Retype every entry exactly, character for character.

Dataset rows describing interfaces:
◇ ◇ ◇ ◇ ◇ ◇ ◇
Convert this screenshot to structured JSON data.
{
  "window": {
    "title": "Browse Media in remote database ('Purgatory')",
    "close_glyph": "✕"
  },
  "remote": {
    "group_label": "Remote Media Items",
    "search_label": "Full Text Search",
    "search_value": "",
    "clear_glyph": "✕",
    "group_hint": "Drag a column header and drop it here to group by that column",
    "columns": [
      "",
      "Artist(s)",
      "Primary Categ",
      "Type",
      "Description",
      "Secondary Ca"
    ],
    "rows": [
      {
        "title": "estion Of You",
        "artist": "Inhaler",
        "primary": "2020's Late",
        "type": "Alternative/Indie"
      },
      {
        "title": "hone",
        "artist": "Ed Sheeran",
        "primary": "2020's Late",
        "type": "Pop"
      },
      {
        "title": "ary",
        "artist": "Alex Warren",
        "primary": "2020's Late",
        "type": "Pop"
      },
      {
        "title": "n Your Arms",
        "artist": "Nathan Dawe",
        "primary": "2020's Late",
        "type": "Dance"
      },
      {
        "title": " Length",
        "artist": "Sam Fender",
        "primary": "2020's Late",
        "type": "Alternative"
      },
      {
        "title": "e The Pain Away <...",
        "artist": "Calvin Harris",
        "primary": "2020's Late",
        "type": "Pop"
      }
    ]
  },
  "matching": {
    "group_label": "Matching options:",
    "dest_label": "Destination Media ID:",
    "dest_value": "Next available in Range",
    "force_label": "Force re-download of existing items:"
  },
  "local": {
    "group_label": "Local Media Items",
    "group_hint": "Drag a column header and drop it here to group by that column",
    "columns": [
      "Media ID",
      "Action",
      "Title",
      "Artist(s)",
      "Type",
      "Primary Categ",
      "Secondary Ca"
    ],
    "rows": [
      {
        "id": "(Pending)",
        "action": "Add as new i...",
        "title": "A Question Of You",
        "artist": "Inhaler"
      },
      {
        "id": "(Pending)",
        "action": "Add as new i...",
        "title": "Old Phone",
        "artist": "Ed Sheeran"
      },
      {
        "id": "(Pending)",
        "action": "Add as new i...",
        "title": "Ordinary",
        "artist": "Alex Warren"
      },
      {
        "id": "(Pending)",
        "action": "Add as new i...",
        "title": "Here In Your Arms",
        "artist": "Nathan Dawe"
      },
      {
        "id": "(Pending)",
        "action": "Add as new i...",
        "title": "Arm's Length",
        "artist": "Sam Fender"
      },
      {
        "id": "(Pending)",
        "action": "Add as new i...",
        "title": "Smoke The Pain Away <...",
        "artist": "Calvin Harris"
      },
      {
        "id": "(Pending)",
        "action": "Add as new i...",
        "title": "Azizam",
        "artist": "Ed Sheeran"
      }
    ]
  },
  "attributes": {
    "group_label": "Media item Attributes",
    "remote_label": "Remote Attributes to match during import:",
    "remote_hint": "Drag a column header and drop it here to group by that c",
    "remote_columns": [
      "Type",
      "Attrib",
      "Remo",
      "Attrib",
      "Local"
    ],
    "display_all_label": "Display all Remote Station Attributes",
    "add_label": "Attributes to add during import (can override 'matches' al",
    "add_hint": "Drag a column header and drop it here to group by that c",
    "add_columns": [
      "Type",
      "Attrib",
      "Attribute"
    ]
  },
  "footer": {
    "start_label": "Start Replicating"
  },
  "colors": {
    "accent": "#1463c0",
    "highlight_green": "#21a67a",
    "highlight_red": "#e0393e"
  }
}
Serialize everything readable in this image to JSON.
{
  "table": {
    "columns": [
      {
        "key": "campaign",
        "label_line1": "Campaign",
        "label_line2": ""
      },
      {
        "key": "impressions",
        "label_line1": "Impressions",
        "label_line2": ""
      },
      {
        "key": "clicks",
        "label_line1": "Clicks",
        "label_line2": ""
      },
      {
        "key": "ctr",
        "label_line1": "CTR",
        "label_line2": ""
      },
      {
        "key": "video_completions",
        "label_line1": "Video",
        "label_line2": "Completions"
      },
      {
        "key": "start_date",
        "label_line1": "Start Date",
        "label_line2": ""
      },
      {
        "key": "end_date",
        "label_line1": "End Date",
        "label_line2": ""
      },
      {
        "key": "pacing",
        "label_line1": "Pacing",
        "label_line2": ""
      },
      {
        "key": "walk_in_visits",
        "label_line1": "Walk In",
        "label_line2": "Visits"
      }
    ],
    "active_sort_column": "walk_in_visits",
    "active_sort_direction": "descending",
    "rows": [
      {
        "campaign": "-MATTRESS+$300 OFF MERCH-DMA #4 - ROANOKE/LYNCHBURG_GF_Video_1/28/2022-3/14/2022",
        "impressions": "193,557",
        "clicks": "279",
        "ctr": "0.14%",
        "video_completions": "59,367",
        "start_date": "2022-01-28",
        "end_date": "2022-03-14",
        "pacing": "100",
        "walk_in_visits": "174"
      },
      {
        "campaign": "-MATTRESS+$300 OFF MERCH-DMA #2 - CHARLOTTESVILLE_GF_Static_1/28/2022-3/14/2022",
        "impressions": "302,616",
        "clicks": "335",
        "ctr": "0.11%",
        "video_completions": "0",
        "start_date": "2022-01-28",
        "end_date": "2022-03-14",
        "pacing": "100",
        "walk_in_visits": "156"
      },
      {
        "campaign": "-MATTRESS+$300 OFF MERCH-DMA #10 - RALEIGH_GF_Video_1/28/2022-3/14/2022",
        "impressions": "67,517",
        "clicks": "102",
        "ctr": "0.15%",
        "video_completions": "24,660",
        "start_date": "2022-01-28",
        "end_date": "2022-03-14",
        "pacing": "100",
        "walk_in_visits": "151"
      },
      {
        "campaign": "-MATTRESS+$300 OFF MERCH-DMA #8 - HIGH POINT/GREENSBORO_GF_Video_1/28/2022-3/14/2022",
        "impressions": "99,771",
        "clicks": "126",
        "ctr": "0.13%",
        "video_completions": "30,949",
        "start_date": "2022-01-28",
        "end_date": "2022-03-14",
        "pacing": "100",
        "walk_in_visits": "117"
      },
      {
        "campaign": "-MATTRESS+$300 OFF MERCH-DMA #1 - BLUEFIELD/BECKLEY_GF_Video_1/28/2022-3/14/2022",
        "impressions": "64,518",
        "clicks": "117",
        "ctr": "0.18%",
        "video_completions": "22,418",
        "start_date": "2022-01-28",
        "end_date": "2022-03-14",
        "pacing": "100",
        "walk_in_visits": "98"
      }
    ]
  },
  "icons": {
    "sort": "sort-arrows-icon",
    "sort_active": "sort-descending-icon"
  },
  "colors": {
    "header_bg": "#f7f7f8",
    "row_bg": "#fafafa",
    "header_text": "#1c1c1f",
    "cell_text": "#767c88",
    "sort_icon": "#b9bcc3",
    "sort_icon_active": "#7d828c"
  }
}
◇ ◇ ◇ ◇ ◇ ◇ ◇
→ **Task solution**
Convert this screenshot to structured JSON data.
{
  "window": {
    "title": "Browse Media in remote database ('Purgatory')",
    "close_glyph": "✕"
  },
  "remote": {
    "group_label": "Remote Media Items",
    "search_label": "Full Text Search",
    "search_value": "",
    "clear_glyph": "✕",
    "group_hint": "Drag a column header and drop it here to group by that column",
    "columns": [
      "",
      "Artist(s)",
      "Primary Categ",
      "Type",
      "Description",
      "Secondary Ca"
    ],
    "rows": [
      {
        "title": "estion Of You",
        "artist": "Inhaler",
        "primary": "2020's Late",
        "type": "Alternative/Indie"
      },
      {
        "title": "hone",
        "artist": "Ed Sheeran",
        "primary": "2020's Late",
        "type": "Pop"
      },
      {
        "title": "ary",
        "artist": "Alex Warren",
        "primary": "2020's Late",
        "type": "Pop"
      },
      {
        "title": "n Your Arms",
        "artist": "Nathan Dawe",
        "primary": "2020's Late",
        "type": "Dance"
      },
      {
        "title": " Length",
        "artist": "Sam Fender",
        "primary": "2020's Late",
        "type": "Alternative"
      },
      {
        "title": "e The Pain Away <...",
        "artist": "Calvin Harris",
        "primary": "2020's Late",
        "type": "Pop"
      }
    ]
  },
  "matching": {
    "group_label": "Matching options:",
    "dest_label": "Destination Media ID:",
    "dest_value": "Next available in Range",
    "force_label": "Force re-download of existing items:"
  },
  "local": {
    "group_label": "Local Media Items",
    "group_hint": "Drag a column header and drop it here to group by that column",
    "columns": [
      "Media ID",
      "Action",
      "Title",
      "Artist(s)",
      "Type",
      "Primary Categ",
      "Secondary Ca"
    ],
    "rows": [
      {
        "id": "(Pending)",
        "action": "Add as new i...",
        "title": "A Question Of You",
        "artist": "Inhaler"
      },
      {
        "id": "(Pending)",
        "action": "Add as new i...",
        "title": "Old Phone",
        "artist": "Ed Sheeran"
      },
      {
        "id": "(Pending)",
        "action": "Add as new i...",
        "title": "Ordinary",
        "artist": "Alex Warren"
      },
      {
        "id": "(Pending)",
        "action": "Add as new i...",
        "title": "Here In Your Arms",
        "artist": "Nathan Dawe"
      },
      {
        "id": "(Pending)",
        "action": "Add as new i...",
        "title": "Arm's Length",
        "artist": "Sam Fender"
      },
      {
        "id": "(Pending)",
        "action": "Add as new i...",
        "title": "Smoke The Pain Away <...",
        "artist": "Calvin Harris"
      },
      {
        "id": "(Pending)",
        "action": "Add as new i...",
        "title": "Azizam",
        "artist": "Ed Sheeran"
      }
    ]
  },
  "attributes": {
    "group_label": "Media item Attributes",
    "remote_label": "Remote Attributes to match during import:",
    "remote_hint": "Drag a column header and drop it here to group by that c",
    "remote_columns": [
      "Type",
      "Attrib",
      "Remo",
      "Attrib",
      "Local"
    ],
    "display_all_label": "Display all Remote Station Attributes",
    "add_label": "Attributes to add during import (can override 'matches' al",
    "add_hint": "Drag a column header and drop it here to group by that c",
    "add_columns": [
      "Type",
      "Attrib",
      "Attribute"
    ]
  },
  "footer": {
    "start_label": "Start Replicating"
  },
  "colors": {
    "accent": "#1463c0",
    "highlight_green": "#21a67a",
    "highlight_red": "#e0393e"
  }
}
Serialize everything readable in this image to JSON.
{
  "table": {
    "columns": [
      {
        "key": "campaign",
        "label_line1": "Campaign",
        "label_line2": ""
      },
      {
        "key": "impressions",
        "label_line1": "Impressions",
        "label_line2": ""
      },
      {
        "key": "clicks",
        "label_line1": "Clicks",
        "label_line2": ""
      },
      {
        "key": "ctr",
        "label_line1": "CTR",
        "label_line2": ""
      },
      {
        "key": "video_completions",
        "label_line1": "Video",
        "label_line2": "Completions"
      },
      {
        "key": "start_date",
        "label_line1": "Start Date",
        "label_line2": ""
      },
      {
        "key": "end_date",
        "label_line1": "End Date",
        "label_line2": ""
      },
      {
        "key": "pacing",
        "label_line1": "Pacing",
        "label_line2": ""
      },
      {
        "key": "walk_in_visits",
        "label_line1": "Walk In",
        "label_line2": "Visits"
      }
    ],
    "active_sort_column": "walk_in_visits",
    "active_sort_direction": "descending",
    "rows": [
      {
        "campaign": "-MATTRESS+$300 OFF MERCH-DMA #4 - ROANOKE/LYNCHBURG_GF_Video_1/28/2022-3/14/2022",
        "impressions": "193,557",
        "clicks": "279",
        "ctr": "0.14%",
        "video_completions": "59,367",
        "start_date": "2022-01-28",
        "end_date": "2022-03-14",
        "pacing": "100",
        "walk_in_visits": "174"
      },
      {
        "campaign": "-MATTRESS+$300 OFF MERCH-DMA #2 - CHARLOTTESVILLE_GF_Static_1/28/2022-3/14/2022",
        "impressions": "302,616",
        "clicks": "335",
        "ctr": "0.11%",
        "video_completions": "0",
        "start_date": "2022-01-28",
        "end_date": "2022-03-14",
        "pacing": "100",
        "walk_in_visits": "156"
      },
      {
        "campaign": "-MATTRESS+$300 OFF MERCH-DMA #10 - RALEIGH_GF_Video_1/28/2022-3/14/2022",
        "impressions": "67,517",
        "clicks": "102",
        "ctr": "0.15%",
        "video_completions": "24,660",
        "start_date": "2022-01-28",
        "end_date": "2022-03-14",
        "pacing": "100",
        "walk_in_visits": "151"
      },
      {
        "campaign": "-MATTRESS+$300 OFF MERCH-DMA #8 - HIGH POINT/GREENSBORO_GF_Video_1/28/2022-3/14/2022",
        "impressions": "99,771",
        "clicks": "126",
        "ctr": "0.13%",
        "video_completions": "30,949",
        "start_date": "2022-01-28",
        "end_date": "2022-03-14",
        "pacing": "100",
        "walk_in_visits": "117"
      },
      {
        "campaign": "-MATTRESS+$300 OFF MERCH-DMA #1 - BLUEFIELD/BECKLEY_GF_Video_1/28/2022-3/14/2022",
        "impressions": "64,518",
        "clicks": "117",
        "ctr": "0.18%",
        "video_completions": "22,418",
        "start_date": "2022-01-28",
        "end_date": "2022-03-14",
        "pacing": "100",
        "walk_in_visits": "98"
      }
    ]
  },
  "icons": {
    "sort": "sort-arrows-icon",
    "sort_active": "sort-descending-icon"
  },
  "colors": {
    "header_bg": "#f7f7f8",
    "row_bg": "#fafafa",
    "header_text": "#1c1c1f",
    "cell_text": "#767c88",
    "sort_icon": "#b9bcc3",
    "sort_icon_active": "#7d828c"
  }
}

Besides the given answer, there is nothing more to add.